Work routines are evolving to cope with safety needs emerging due to coronavirus
Muhammad Talha, a programme manager at a multinational organisation, is trying hard to be as result oriented while working from home as he was while working from his office. “It is hard because everyone is at home, especially the kids, and everyone expects your attention without understanding your responsibilities.”
While work-from-home is a concept new to many and challenging for individuals like Talha, freelance workers, who are more familiar with the concept, now face a far more serious challenge. In the wake of the coronavirus pandemic, the quantity of work available for freelancers has declined to a fraction of what it used to be.
Syed Umair Ali, a freelance non-linear editor (NLE), was associated with the production team managing the Pakistan Super League (PSL). With the outbreak of the virus, the PSL playoffs were postponed leaving freelancers like Ali idle. “The most frustrating aspect of the ongoing situation is the uncertainty.”
The world is transforming in response to these challenges. Individuals as well as businesses are evolving to cope with the entirely new situation where a large number of countries are forced to implement complete or partial lockdowns.
To reduce the impact on businesses while ensuring safety of their employees, work-from-home arrangements are being made by many organisations. Mian Nauman Kabir, chairman of the Pakistan Industrial and Traders’ Associations’ Front (PIAF), tells The News on Sunday that almost all manufacturers have shut down their units since the lockdown announcement. “Production workers are not coming in but senior executives have been asked to keep working from home. It is challenging but it is helping us transform our systems and evolve a human reflex to work,” he says.
Service providers appear less challenged. According to Kabir, most of the service providers have shifted their work online. “Most of the employees have been engaged this way,” he says “but the problem is that many people are not willing to avail the services fearing person-to-person contact at any level.”
Most multinational companies have introduced guidelines for their employees to ensure safety and productivity – this poses challenges but also offers some opportunities. These companies have developed worksheets and task bars to define targets for those working from home.
Coca-Cola is one of the companies. “Challenges that the company is facing include keeping all employees motivated and energised to counter frustration and depression which can result from not coming out of homes for several days on end,” says Zohare Ali Shariff, chief executive officer of the Asiatic Public Relations Network. “The company is ensuring that our professional responsibilities to our clients are still being fulfilled as in normal times.”
But Shariff says that executives now have more time for self-learning and carrying out research. “With reduced daily routine schedules, there is opportunity for all executives, especially the senior members, to give thought to the evolution of the business in the wake of challenges due to the global slowdown caused by the coronavirus crisis.”
The coronavirus outbreak and government’s lockdown have changed work for mobile phone operators as well.

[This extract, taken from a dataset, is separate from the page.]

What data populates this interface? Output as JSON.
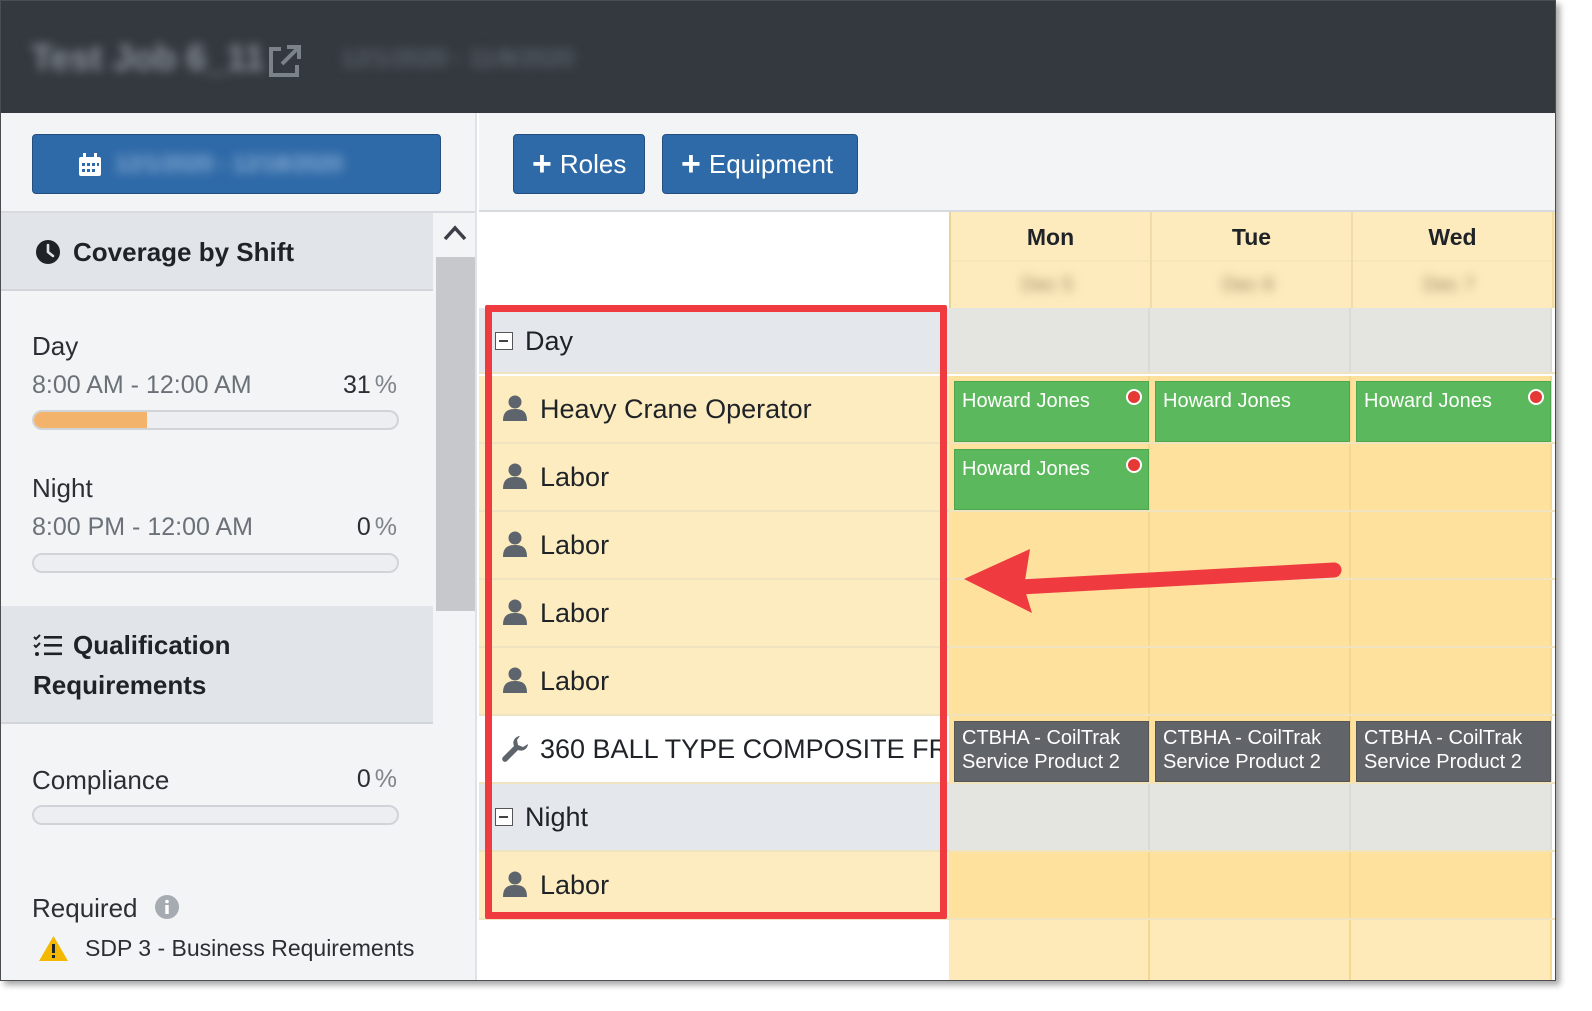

The lockdown has forced people to stay at home and rely on broadband networks to interact with the outside world. The demand on the bandwidth has thus increased with companies having asked employees to work from home, students continuing to learn online and people turning to the internet as the only source of entertainment
Amir Pasha, head of public relations and CSR at Ufone, says that the situation has created various challenges. “The biggest challenge is to provide uninterrupted services to our customers,” he says. “We are in the process of providing work-from-home facility to our office workers and our call centre team for the first time in the industry.”
Currently there are 35 call centre representatives working from home handling customer queries and complaints and the company is in the process of allowing 15 to 20 more team members to do the same on a daily basis taking the count to 200 call centre representatives working from home. “We have also introduced new products and initiatives which make work from home and staying at home easier for our customers.”
But some believe work-from-home hampers team building. A lack of interaction with coworkers can perhaps hurt professional productivity – bouncing off of ideas or just getting constructive feedback from a coworker in an office space breeds trust and comfort.
Adnan Ali, CEO of Avanza Premier Payment Services, says that many employees work best under a specific timetable, the absence of which exists in a work-from-home environment. “If you are one of these, it can be hard for you to achieve the highest level of productivity.”
There are also executives who believe that working from home is a great opportunity to take up extra-curricular activities one had always wished for but never seemed to find time for – reading books, exercising, writing or watching documentaries.
The writer is a staff member. He can be reached at warraichsheh[email protected]